▸ WHAT IS BEING ASKED:
Wherever a line in the records contains the word "consectetur", return that line.

▸ THE RECORDS:

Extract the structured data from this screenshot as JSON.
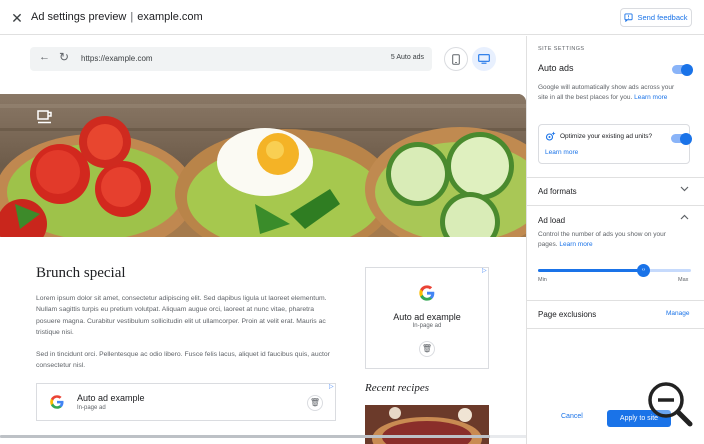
{
  "header": {
    "title": "Ad settings preview",
    "separator": "|",
    "domain": "example.com",
    "feedback_label": "Send feedback"
  },
  "browser": {
    "url": "https://example.com",
    "ad_count": "5 Auto ads"
  },
  "article": {
    "title": "Brunch special",
    "para1": "Lorem ipsum dolor sit amet, consectetur adipiscing elit. Sed dapibus ligula ut laoreet elementum. Nullam sagittis turpis eu pretium volutpat. Aliquam augue orci, laoreet at nunc vitae, pharetra posuere magna. Curabitur vestibulum sollicitudin elit ut ullamcorper. Proin at velit erat. Mauris ac tristique nisi.",
    "para2": "Sed in tincidunt orci. Pellentesque ac odio libero. Fusce felis lacus, aliquet id faucibus quis, auctor consectetur nisl.",
    "recent_title": "Recent recipes"
  },
  "inline_ad": {
    "title": "Auto ad example",
    "subtitle": "In-page ad"
  },
  "side_ad": {
    "title": "Auto ad example",
    "subtitle": "In-page ad"
  },
  "panel": {
    "section_label": "SITE SETTINGS",
    "auto_ads": {
      "title": "Auto ads",
      "enabled": true,
      "description": "Google will automatically show ads across your site in all the best places for you.",
      "learn_more": "Learn more"
    },
    "optimize": {
      "label": "Optimize your existing ad units?",
      "enabled": true,
      "learn_more": "Learn more"
    },
    "ad_formats": {
      "title": "Ad formats"
    },
    "ad_load": {
      "title": "Ad load",
      "description": "Control the number of ads you show on your pages.",
      "learn_more": "Learn more",
      "min_label": "Min",
      "max_label": "Max",
      "value": 0.69
    },
    "page_exclusions": {
      "title": "Page exclusions",
      "manage_label": "Manage"
    },
    "cancel_label": "Cancel",
    "apply_label": "Apply to site"
  },
  "colors": {
    "accent": "#1a73e8",
    "accent_light": "#8ab4f8"
  }
}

▸ ANSWER FOR THE TASK:
    "para1": "Lorem ipsum dolor sit amet, consectetur adipiscing elit. Sed dapibus ligula ut laoreet elementum. Nullam sagittis turpis eu pretium volutpat. Aliquam augue orci, laoreet at nunc vitae, pharetra posuere magna. Curabitur vestibulum sollicitudin elit ut ullamcorper. Proin at velit erat. Mauris ac tristique nisi.",
    "para2": "Sed in tincidunt orci. Pellentesque ac odio libero. Fusce felis lacus, aliquet id faucibus quis, auctor consectetur nisl.",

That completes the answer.